By Clint Confehr
NASHVILLE, TN — Since Tyre Nichols’ death in Memphis, police reform may be the most obvious objective of the NAACP’s Legislative Day to lobby Tennessee lawmakers.
Correction of a requirement imposed by the Legislature is a second change sought by NAACP leaders. They say mandatory retention of 3rd graders who fail a reading test will cost millions of dollars.
The GOP-dominated Legislature’s threat to cut Metro-Nashville’s City Council membership is another topic to be pressed Tuesday during the Tennessee NAACP State Conference’s Legislative Day on The Hill, association leaders report.
NAACP State Conference President Gloria Sweet-Love said Memphis Branch President Van Turner, the conference’s legal redress committee chair, is drafting legislation with Tyre Nichols’ Jan. 7 police-beating death in mind.
Sweet-Love recalls advice from John Lewis: “When you see something that is not right, not fair, not just, you have to speak up. You have to say something; you have to do something.”
First responders have a responsibility to report misconduct, the state conference president said. “If you are on patrol with an officer who is violating somebody’s civil rights, or there’s a chance they will become abusive with language or physical attacks, we need to hold them accountable.”

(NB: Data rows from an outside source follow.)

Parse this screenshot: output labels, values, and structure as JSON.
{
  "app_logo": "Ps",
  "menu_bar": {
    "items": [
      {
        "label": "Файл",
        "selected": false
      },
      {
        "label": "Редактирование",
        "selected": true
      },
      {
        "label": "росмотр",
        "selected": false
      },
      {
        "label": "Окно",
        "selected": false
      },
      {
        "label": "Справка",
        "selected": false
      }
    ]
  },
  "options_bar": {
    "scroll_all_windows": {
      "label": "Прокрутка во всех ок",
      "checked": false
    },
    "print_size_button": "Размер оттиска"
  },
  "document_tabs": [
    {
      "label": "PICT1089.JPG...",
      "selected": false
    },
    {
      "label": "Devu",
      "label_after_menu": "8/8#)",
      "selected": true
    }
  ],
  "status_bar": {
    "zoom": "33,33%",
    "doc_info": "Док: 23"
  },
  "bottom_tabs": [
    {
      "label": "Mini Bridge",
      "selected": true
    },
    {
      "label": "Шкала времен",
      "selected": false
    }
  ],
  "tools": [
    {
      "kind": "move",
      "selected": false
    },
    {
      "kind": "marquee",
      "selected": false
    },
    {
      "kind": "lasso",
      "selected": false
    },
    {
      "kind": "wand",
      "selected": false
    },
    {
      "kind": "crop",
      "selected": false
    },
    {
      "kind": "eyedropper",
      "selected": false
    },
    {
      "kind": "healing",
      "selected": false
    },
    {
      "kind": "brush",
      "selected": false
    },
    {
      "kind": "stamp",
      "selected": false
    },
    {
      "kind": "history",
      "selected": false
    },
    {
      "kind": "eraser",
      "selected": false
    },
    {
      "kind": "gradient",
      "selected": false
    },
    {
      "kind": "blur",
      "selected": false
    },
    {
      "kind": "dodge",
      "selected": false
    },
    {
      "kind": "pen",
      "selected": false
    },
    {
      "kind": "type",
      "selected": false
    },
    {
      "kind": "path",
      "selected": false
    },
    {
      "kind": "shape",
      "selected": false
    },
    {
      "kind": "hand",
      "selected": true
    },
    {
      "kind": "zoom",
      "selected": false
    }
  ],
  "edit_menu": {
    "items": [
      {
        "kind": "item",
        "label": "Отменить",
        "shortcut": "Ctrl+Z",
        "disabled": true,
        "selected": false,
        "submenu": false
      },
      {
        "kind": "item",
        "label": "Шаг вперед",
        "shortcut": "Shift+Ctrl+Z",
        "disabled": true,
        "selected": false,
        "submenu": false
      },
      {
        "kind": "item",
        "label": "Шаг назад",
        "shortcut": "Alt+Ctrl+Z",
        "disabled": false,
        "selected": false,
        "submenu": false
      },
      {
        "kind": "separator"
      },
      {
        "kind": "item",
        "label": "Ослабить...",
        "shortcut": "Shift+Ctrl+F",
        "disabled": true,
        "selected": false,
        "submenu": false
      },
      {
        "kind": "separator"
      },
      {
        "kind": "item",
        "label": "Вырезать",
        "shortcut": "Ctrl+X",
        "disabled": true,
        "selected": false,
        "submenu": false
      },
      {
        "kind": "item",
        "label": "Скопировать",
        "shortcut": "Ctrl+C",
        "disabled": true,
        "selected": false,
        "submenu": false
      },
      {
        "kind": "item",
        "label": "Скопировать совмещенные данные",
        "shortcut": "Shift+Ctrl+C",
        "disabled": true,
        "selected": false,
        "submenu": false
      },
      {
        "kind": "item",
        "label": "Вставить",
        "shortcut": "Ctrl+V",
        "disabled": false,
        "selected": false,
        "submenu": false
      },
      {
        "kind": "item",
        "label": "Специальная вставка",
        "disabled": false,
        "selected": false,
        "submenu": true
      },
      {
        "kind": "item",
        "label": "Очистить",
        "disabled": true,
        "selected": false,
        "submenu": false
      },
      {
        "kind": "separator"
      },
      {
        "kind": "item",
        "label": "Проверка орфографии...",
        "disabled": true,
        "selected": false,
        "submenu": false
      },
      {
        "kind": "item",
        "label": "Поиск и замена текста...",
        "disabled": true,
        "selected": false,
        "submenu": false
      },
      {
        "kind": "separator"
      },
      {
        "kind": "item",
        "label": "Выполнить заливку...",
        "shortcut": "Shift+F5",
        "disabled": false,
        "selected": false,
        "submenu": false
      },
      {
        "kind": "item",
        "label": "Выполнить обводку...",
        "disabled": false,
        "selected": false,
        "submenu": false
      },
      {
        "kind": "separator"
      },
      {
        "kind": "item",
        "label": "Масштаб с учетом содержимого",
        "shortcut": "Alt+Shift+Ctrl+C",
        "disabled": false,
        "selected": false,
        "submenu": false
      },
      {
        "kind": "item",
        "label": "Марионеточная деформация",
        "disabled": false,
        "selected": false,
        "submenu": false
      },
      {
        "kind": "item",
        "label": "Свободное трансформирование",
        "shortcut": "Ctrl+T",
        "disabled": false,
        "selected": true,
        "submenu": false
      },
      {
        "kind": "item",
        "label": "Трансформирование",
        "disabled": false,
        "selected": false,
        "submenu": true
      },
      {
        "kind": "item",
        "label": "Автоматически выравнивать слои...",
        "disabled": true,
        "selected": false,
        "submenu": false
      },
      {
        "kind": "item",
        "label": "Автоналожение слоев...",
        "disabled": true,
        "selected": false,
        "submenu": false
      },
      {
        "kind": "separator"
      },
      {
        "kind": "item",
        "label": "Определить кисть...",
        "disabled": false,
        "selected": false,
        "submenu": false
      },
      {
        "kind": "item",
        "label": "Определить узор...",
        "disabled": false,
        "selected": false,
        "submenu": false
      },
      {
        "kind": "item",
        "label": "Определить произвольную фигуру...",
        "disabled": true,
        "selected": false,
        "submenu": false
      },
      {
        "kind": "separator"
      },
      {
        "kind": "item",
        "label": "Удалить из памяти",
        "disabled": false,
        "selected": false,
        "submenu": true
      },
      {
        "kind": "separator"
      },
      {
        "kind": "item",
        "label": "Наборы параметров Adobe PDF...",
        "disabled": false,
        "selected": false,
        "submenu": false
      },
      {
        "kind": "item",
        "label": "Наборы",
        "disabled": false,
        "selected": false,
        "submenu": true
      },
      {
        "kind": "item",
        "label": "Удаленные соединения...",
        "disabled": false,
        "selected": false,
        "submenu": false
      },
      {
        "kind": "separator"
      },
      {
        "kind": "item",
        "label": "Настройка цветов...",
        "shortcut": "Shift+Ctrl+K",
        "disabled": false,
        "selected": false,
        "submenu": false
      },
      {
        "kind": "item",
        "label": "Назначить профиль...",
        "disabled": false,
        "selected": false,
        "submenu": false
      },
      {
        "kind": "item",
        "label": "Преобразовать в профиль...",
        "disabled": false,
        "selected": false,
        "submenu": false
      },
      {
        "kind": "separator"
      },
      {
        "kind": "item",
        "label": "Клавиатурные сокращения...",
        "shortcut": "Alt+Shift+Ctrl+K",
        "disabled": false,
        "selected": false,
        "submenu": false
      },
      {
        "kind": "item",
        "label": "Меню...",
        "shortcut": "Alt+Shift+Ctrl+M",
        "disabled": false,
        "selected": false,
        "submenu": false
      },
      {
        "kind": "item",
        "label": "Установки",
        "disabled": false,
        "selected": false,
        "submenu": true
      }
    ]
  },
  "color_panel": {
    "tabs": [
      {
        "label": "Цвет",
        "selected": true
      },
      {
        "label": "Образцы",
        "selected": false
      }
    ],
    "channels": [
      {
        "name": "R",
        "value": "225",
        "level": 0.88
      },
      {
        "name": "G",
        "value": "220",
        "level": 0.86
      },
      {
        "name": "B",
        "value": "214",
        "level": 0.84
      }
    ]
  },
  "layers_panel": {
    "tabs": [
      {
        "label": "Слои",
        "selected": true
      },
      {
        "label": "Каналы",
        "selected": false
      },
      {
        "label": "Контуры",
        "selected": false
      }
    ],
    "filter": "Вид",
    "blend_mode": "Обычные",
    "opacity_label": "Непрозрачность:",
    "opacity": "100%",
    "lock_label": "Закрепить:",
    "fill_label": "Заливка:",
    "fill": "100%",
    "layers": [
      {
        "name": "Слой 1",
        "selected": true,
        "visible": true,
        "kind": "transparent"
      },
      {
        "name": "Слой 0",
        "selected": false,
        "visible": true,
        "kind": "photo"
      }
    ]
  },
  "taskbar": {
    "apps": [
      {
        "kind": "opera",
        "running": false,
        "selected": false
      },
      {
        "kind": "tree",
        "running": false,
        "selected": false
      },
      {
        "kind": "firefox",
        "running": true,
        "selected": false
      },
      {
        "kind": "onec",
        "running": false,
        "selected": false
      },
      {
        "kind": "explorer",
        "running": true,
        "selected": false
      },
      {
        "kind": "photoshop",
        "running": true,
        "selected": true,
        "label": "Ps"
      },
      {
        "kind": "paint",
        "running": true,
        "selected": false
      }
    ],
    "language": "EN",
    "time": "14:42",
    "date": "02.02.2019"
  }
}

Sweet-Love said she’ll have a sponsor for the bill to be described in the Capitol at 11:30 a.m. Feb. 14. Nichols’ death is one of many that could have been prevented if first responders intervened.
Referring to the officer-involved shooting death Jan. 29 on Buchanan Street, Nashville Branch President Venita Lewis said, “Ninety percent of the people walking the street have mental issues, so why send a cop?” Lewis advocates funding non-profit organizations for an “intense survey of Buchanan Street” to find solutions to prevent deadly consequences there.
It’s important, Lewis said, but so are young students. Sweet-Love agreed; Tennessee’s 3rd grade retention law should be delayed, revised or revoked.
Too often, legislators enact laws with “unintended consequences,” including the retention requirement for 3rd graders who fail a reading test, she said. State education department statistics “show that about 63% [of Tennessee’s 3rd graders] are going to be left behind if mandatory retention is allowed to go into effect.”
Middle Tennessee NAACP Vice President Jimmie Garland, president of the Clarksville branch and a 20-year veteran of Montgomery County’s school board, agrees.
“They need to look at the cost to the local funding body if they allow it to go into effect right now,” Garland said, noting Montgomery County has 42,000 students. Nashville, Memphis and Chattanooga have nearly 100,000 each.
“If 63% of them are held back in the 3rd grade, they’re going to need more buildings,” Garland said. “As those kids are held back … others are coming in… You’ve got to have space for them and teachers to teach them, and the local funding body is going to have to fund that… The legislators aren’t going to fund it.”
Meanwhile, lawmakers’ plan to downsize Metro’s city council is targeted by the NAACP and Nashville’s Interdenominational Ministers Fellowship, Lewis said. IMF President Rev. Davey Tucker, pastor of Beech Creek Missionary Baptist Church, and IMF Vice President Rev. Aaron Marble, pastor of the Jefferson Street Missionary Baptist Church, conferred with fellowship members and friends last week to plan their appeal to lawmakers, asking them to stand down on the proposal to reduce the size of Metro’s council.
NAACP partners during their day to lobby lawmakers also include the American Civil Liberties Union, the Tennessee Education Trust, the Tennessee Alliance of Educators, other civil rights advocates, college students and high school youth councils.